** Provided data follows **

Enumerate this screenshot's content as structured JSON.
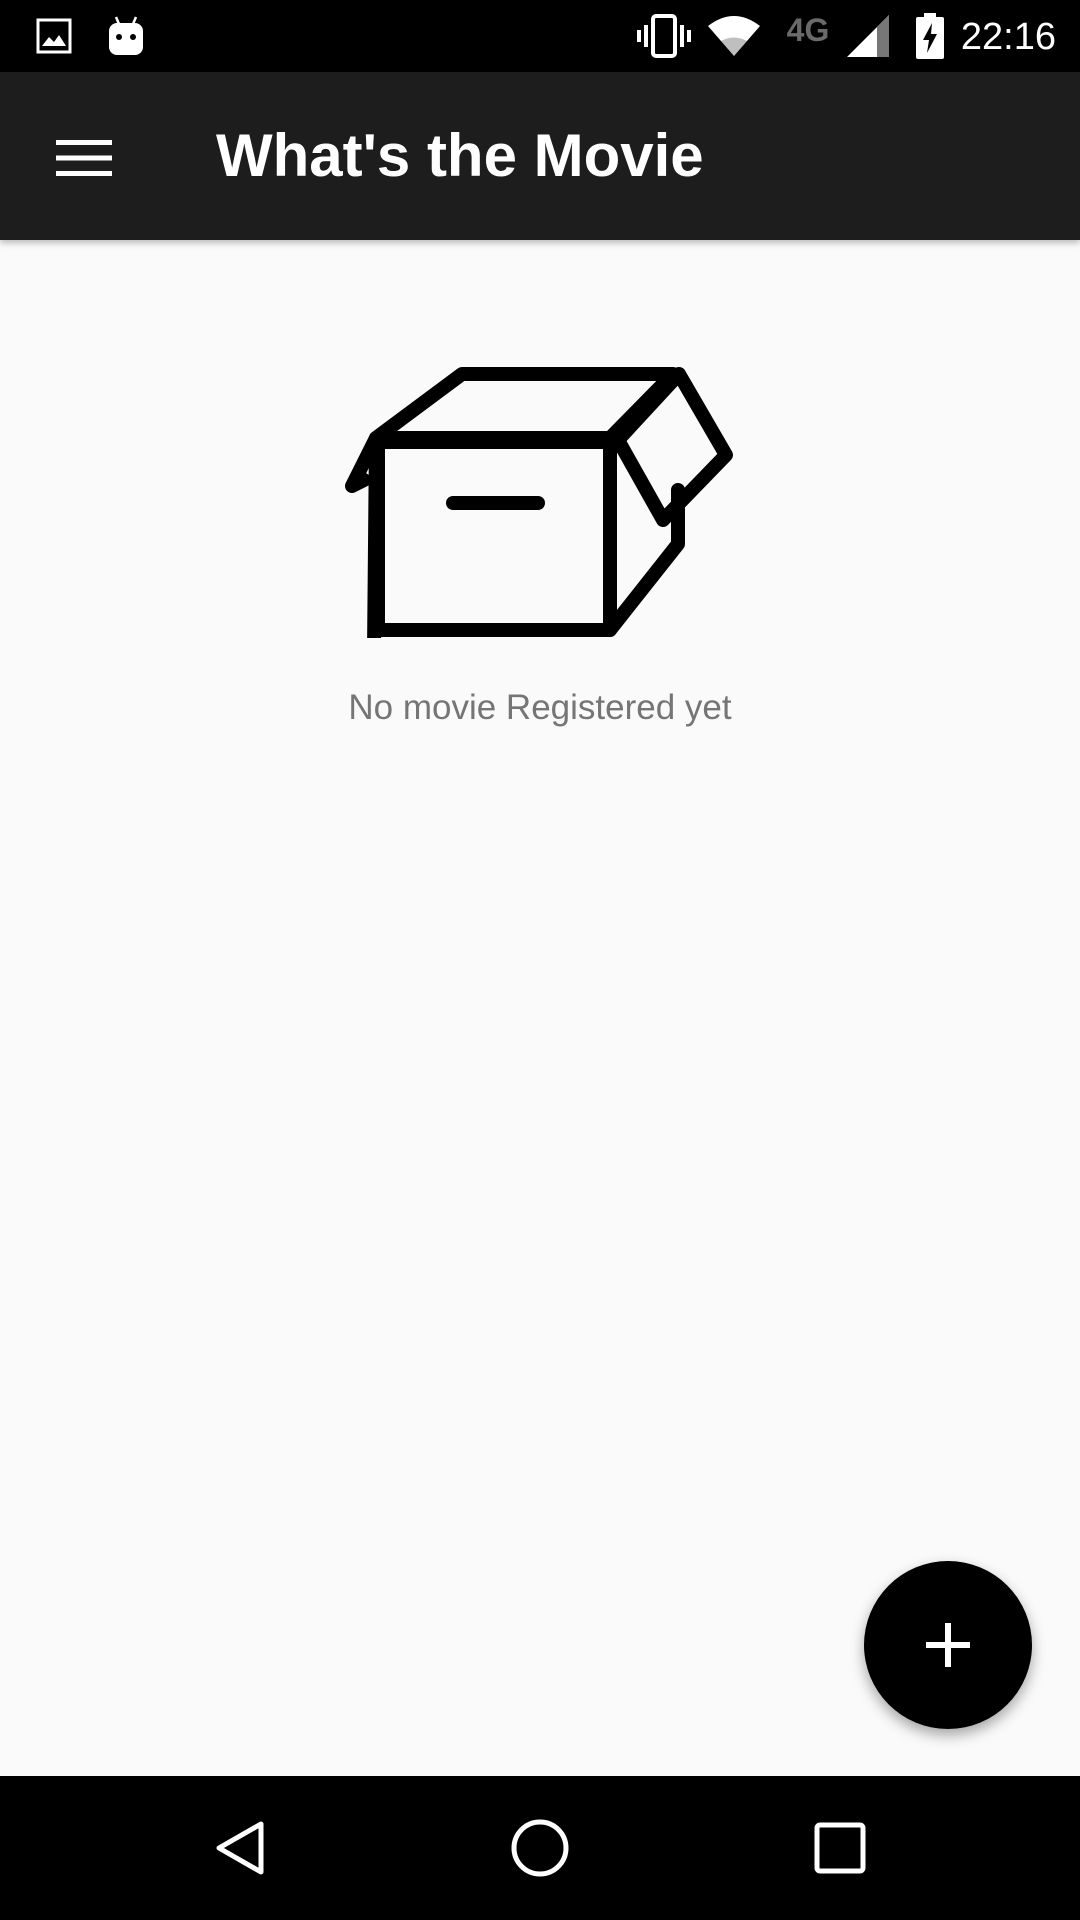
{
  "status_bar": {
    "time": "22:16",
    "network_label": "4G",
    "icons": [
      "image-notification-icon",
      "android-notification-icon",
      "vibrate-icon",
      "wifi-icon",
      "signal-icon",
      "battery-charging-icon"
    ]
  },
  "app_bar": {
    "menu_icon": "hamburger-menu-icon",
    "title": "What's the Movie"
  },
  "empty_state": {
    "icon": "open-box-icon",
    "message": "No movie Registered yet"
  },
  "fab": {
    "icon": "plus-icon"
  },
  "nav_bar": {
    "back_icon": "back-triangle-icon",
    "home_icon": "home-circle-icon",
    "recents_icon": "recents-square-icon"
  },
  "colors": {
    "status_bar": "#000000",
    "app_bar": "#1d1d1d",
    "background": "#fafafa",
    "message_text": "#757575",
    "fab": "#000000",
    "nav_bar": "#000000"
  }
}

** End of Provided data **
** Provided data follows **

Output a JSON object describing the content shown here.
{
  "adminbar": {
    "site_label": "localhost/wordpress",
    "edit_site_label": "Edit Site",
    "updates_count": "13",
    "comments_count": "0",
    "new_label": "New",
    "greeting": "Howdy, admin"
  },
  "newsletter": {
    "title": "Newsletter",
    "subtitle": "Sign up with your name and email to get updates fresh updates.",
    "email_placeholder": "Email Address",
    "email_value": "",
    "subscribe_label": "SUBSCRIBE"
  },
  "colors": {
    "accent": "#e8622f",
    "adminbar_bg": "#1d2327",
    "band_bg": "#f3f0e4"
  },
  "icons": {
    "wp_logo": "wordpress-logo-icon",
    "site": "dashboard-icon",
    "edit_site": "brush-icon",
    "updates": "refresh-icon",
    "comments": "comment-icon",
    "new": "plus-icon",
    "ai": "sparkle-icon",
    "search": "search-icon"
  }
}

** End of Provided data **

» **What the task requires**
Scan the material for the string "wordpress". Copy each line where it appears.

» **Expected answer**
    "site_label": "localhost/wordpress",
    "wp_logo": "wordpress-logo-icon",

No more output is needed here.